Next up, some bittersweet Cryptoglossa muricata news. Out of the 8 larvae I produced at the beginning of the year, only three remained after my transition period here at my grandparents' house (which I moved to at the end of September). I attribute this to overwatering the large larvae I was trying to pupate, and the lack of adequate heat since my grandparents' house is much colder than the hotel I was living in for the first half of the year. Thankfully though I've just bought a new 39 ft heat cable, and my new bug closest is quite warm now! 😁

Two of my remaining larvae pupated, and one has eclosed already. The third larvae actually looks like it's dying due to some bacterial infection, possibly also a result of overwatering, or just a random fluke. So it looks like I'm only getting two adults this generation, a rather low yield but understandable given the rough transition they had to go through right as they were all getting ready to pupate...

Here are some pics of my recently eclosed, still teneral adult:

Hopefully at least one more adult will follow this year, and fingers crossed next year I can really ramp up their production.

Unfortunately it would seem I messed up with my Asbolus mexicanus mexicanus as well. I initially housed them with my Eleodes hispilabris, since I though the Eleodes larvae would serve as good food for the Asbolus larvae... However it would appear that the Eleodes larvae might be eating the Asbolus eggs, as I haven't found new Asbolus eggs nor larvae in a month or two now, just tons of Eleodes. To make matters worse, all the eggs I isolated died save one, that hatched into a deformed larva... They seem to be super fragile as eggs and also don't like it humid, but don't love bone dry conditions either. So yeah, kind of a bummer, but I'll keep trying, these things live quite a long time so I'm confident I can get more offspring out of them, just gotta separate the from my E.hispilsbris.

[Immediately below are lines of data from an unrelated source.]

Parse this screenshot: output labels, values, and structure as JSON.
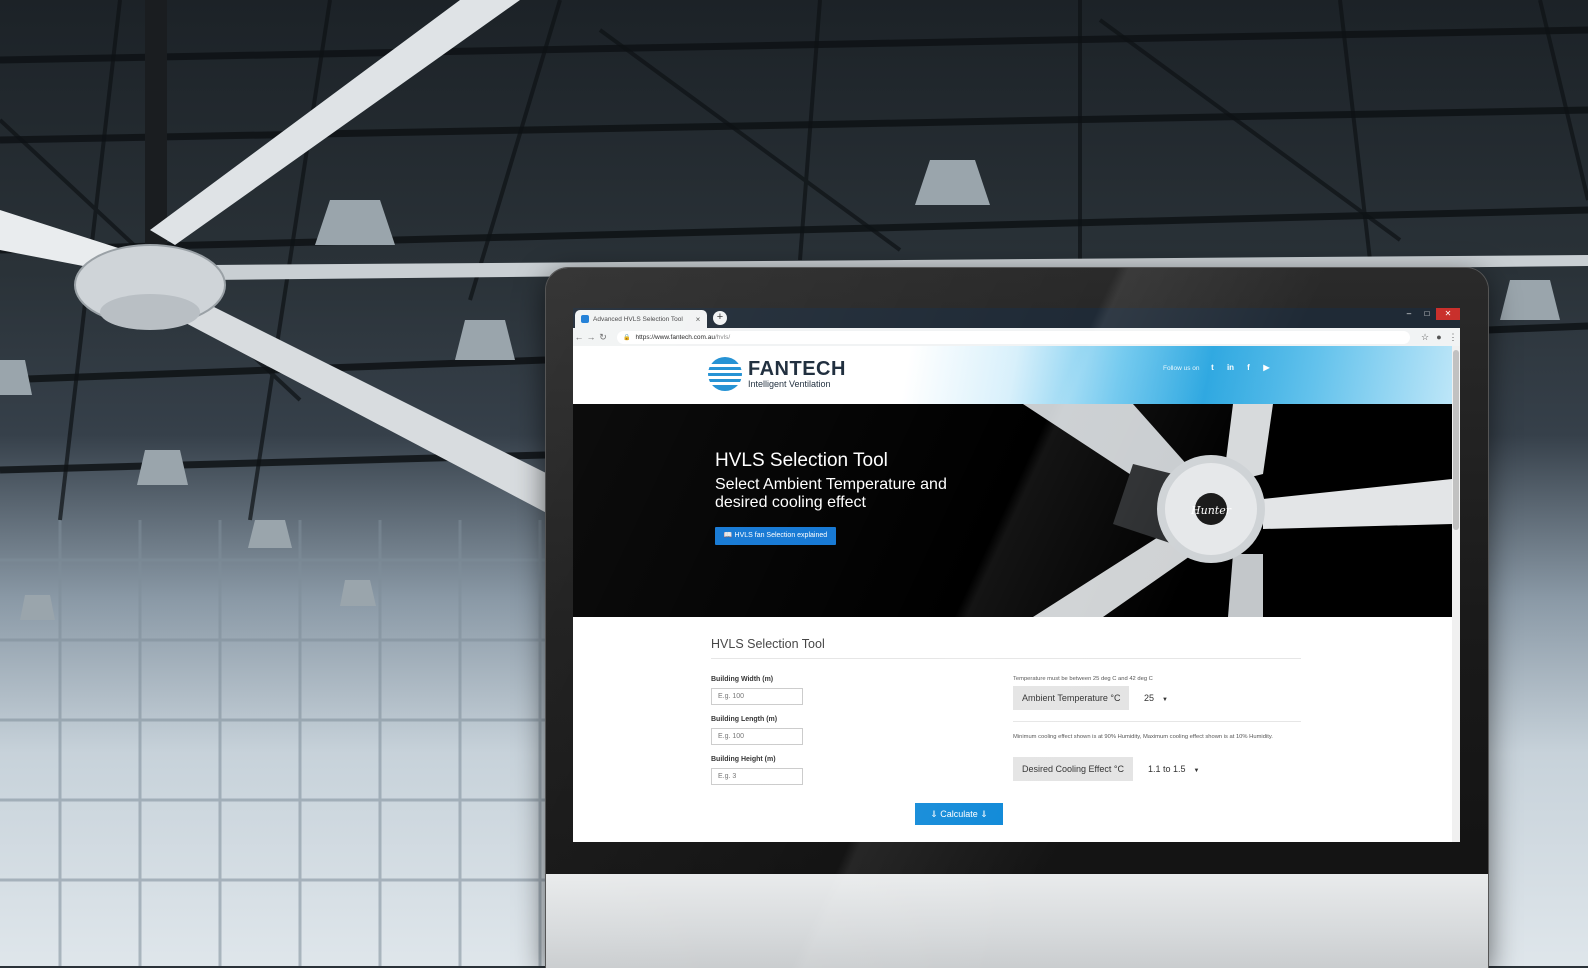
{
  "browser": {
    "tab_title": "Advanced HVLS Selection Tool",
    "tab_close": "×",
    "new_tab": "+",
    "url_host": "https://www.fantech.com.au",
    "url_path": "/hvls/"
  },
  "header": {
    "logo_name": "FANTECH",
    "logo_tagline": "Intelligent Ventilation",
    "follow_label": "Follow us on",
    "social": [
      "t",
      "in",
      "f",
      "▶"
    ]
  },
  "hero": {
    "title": "HVLS Selection Tool",
    "subtitle": "Select Ambient Temperature and desired cooling effect",
    "button": "📖 HVLS fan Selection explained",
    "fan_logo": "Hunter"
  },
  "form": {
    "title": "HVLS Selection Tool",
    "width_label": "Building Width (m)",
    "width_placeholder": "E.g. 100",
    "length_label": "Building Length (m)",
    "length_placeholder": "E.g. 100",
    "height_label": "Building Height (m)",
    "height_placeholder": "E.g. 3",
    "temp_note": "Temperature must be between 25 deg C and 42 deg C",
    "temp_label": "Ambient Temperature °C",
    "temp_value": "25",
    "cooling_note": "Minimum cooling effect shown is at 90% Humidity, Maximum cooling effect shown is at 10% Humidity.",
    "cooling_label": "Desired Cooling Effect °C",
    "cooling_value": "1.1 to 1.5",
    "calculate": "⇓ Calculate ⇓"
  },
  "colors": {
    "accent": "#0d88d8",
    "hero_button": "#1478d4",
    "header_blue": "#2aa6e0",
    "browser_frame": "#1f2a36"
  }
}
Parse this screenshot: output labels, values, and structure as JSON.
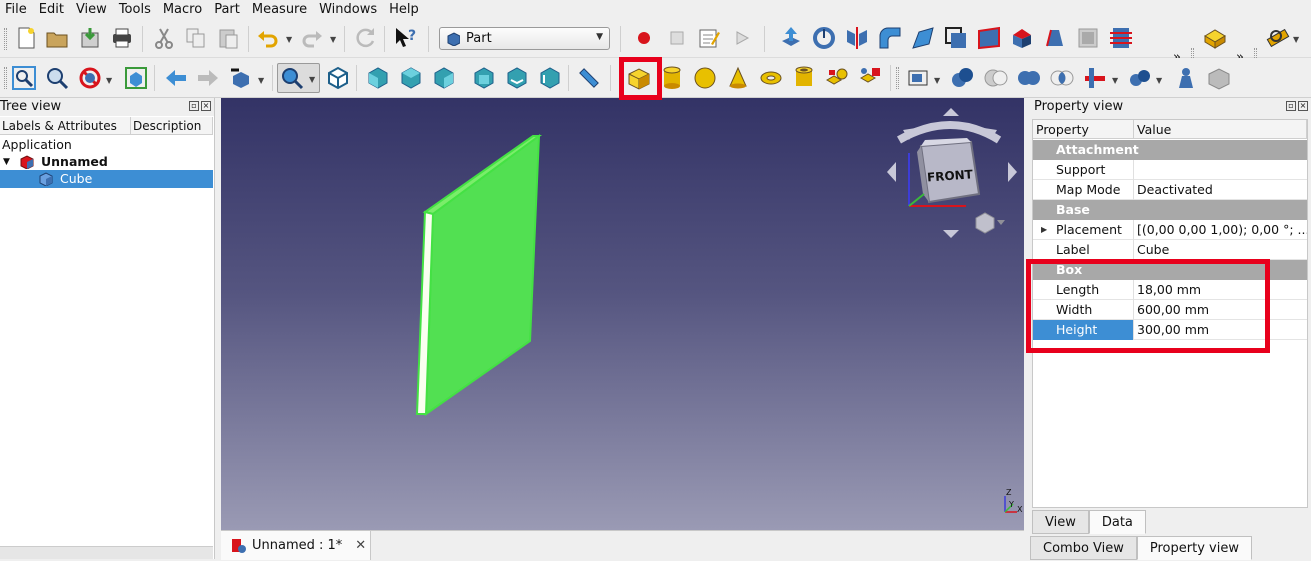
{
  "menu": [
    "File",
    "Edit",
    "View",
    "Tools",
    "Macro",
    "Part",
    "Measure",
    "Windows",
    "Help"
  ],
  "toolbar": {
    "workbench": "Part",
    "overflow": "»"
  },
  "tree_view": {
    "title": "Tree view",
    "columns": [
      "Labels & Attributes",
      "Description"
    ],
    "root_label": "Application",
    "document": "Unnamed",
    "object": "Cube"
  },
  "viewport": {
    "navcube_face": "FRONT",
    "axis_z": "Z",
    "axis_y": "Y",
    "axis_x": "X",
    "document_tab": "Unnamed : 1*"
  },
  "property_view": {
    "title": "Property view",
    "columns": [
      "Property",
      "Value"
    ],
    "groups": [
      {
        "name": "Attachment",
        "rows": [
          {
            "key": "Support",
            "value": ""
          },
          {
            "key": "Map Mode",
            "value": "Deactivated"
          }
        ]
      },
      {
        "name": "Base",
        "rows": [
          {
            "key": "Placement",
            "value": "[(0,00 0,00 1,00); 0,00 °; ..."
          },
          {
            "key": "Label",
            "value": "Cube"
          }
        ]
      },
      {
        "name": "Box",
        "rows": [
          {
            "key": "Length",
            "value": "18,00 mm"
          },
          {
            "key": "Width",
            "value": "600,00 mm"
          },
          {
            "key": "Height",
            "value": "300,00 mm"
          }
        ]
      }
    ],
    "tabs": [
      "View",
      "Data"
    ],
    "active_tab": "Data"
  },
  "panel_tabs": [
    "Combo View",
    "Property view"
  ],
  "colors": {
    "highlight": "#e8001c",
    "selection": "#3d8ed4",
    "box_face": "#52e052",
    "property_group": "#a8a8a8"
  }
}
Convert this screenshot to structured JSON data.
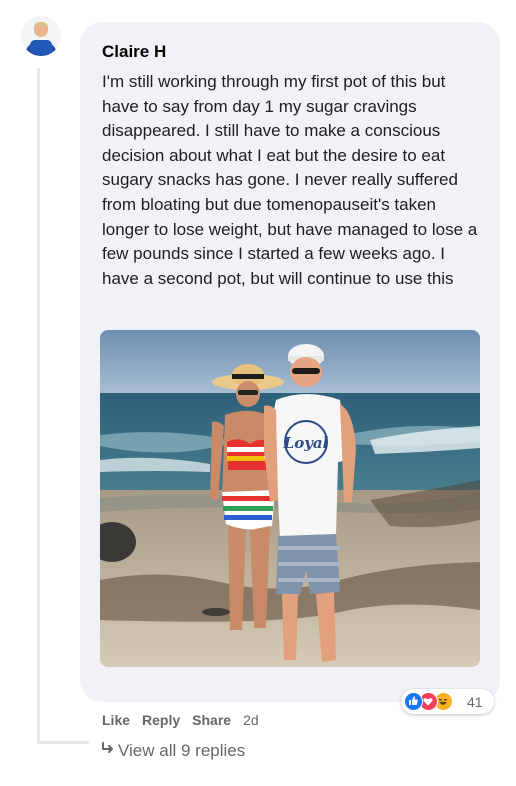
{
  "comment": {
    "author": "Claire H",
    "text": "I'm still working through my first pot of this but have to say from day 1 my sugar cravings disappeared. I still have to make a conscious decision about what I eat but the desire to eat sugary snacks has gone. I never really suffered from bloating but due tomenopauseit's taken longer to lose weight, but have managed to lose a few pounds since I started a few weeks ago. I have a second pot, but will continue to use this",
    "hat_logo": "Loyal"
  },
  "reactions": {
    "icons": [
      "like-icon",
      "love-icon",
      "haha-icon"
    ],
    "count": "41",
    "colors": {
      "like": "#1877f2",
      "love": "#f33e58",
      "haha": "#f7b125"
    }
  },
  "actions": {
    "like": "Like",
    "reply": "Reply",
    "share": "Share",
    "time": "2d"
  },
  "replies": {
    "label": "View all 9 replies"
  },
  "colors": {
    "bubble": "#f0f2f5",
    "text": "#1c1e21",
    "secondary": "#65676b"
  }
}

Lastly, an update on the Alaus cross breeding situation. The zunianus died recently, and from the genitalia my friends confirmed that it was actually a male... Which means the lusciosus it paired with is indeed a female. However, again their two pairings lasted way longer than normal and they seemed to have difficulty disconnecting both times, and said female has actually not produced a single egg since mating with this zunianus... So her ovipositor either got damaged while mating, or these two species simply can't hybridize... Either way, works for me, I didn't really want hybrid Alaus larvae anyways... 😅

Might as well share the genitalia pics I got of my zunianus male:

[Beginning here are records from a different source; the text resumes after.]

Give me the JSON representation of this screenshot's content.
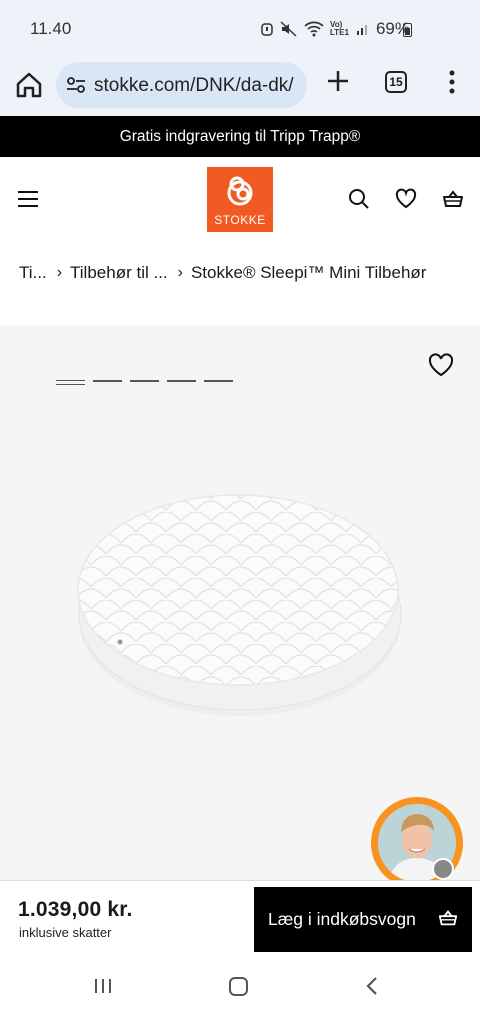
{
  "status_bar": {
    "time": "11.40",
    "network_label": "Vo) LTE1",
    "battery": "69%"
  },
  "browser": {
    "url": "stokke.com/DNK/da-dk/",
    "tab_count": "15"
  },
  "promo_banner": {
    "text": "Gratis indgravering til Tripp Trapp®"
  },
  "header": {
    "logo_text": "STOKKE",
    "icons": [
      "menu-icon",
      "search-icon",
      "heart-icon",
      "basket-icon"
    ]
  },
  "breadcrumb": {
    "items": [
      "Ti...",
      "Tilbehør til ...",
      "Stokke® Sleepi™ Mini Tilbehør"
    ]
  },
  "gallery": {
    "image_count": 5,
    "active_index": 0
  },
  "purchase": {
    "price": "1.039,00 kr.",
    "tax_note": "inklusive skatter",
    "add_to_cart_label": "Læg i indkøbsvogn"
  },
  "colors": {
    "brand_orange": "#f15a22",
    "promo_bg": "#000000",
    "browser_bar_bg": "#eef2f9",
    "url_pill_bg": "#d9e6f6",
    "gallery_bg": "#f5f5f5",
    "chat_ring": "#f7931e"
  }
}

And with that, we are done with today's long post! 😅 Thanks for reading, I hope you all enjoyed, stay safe, and I'll see everyone next time! 😉

No comments:

Post a Comment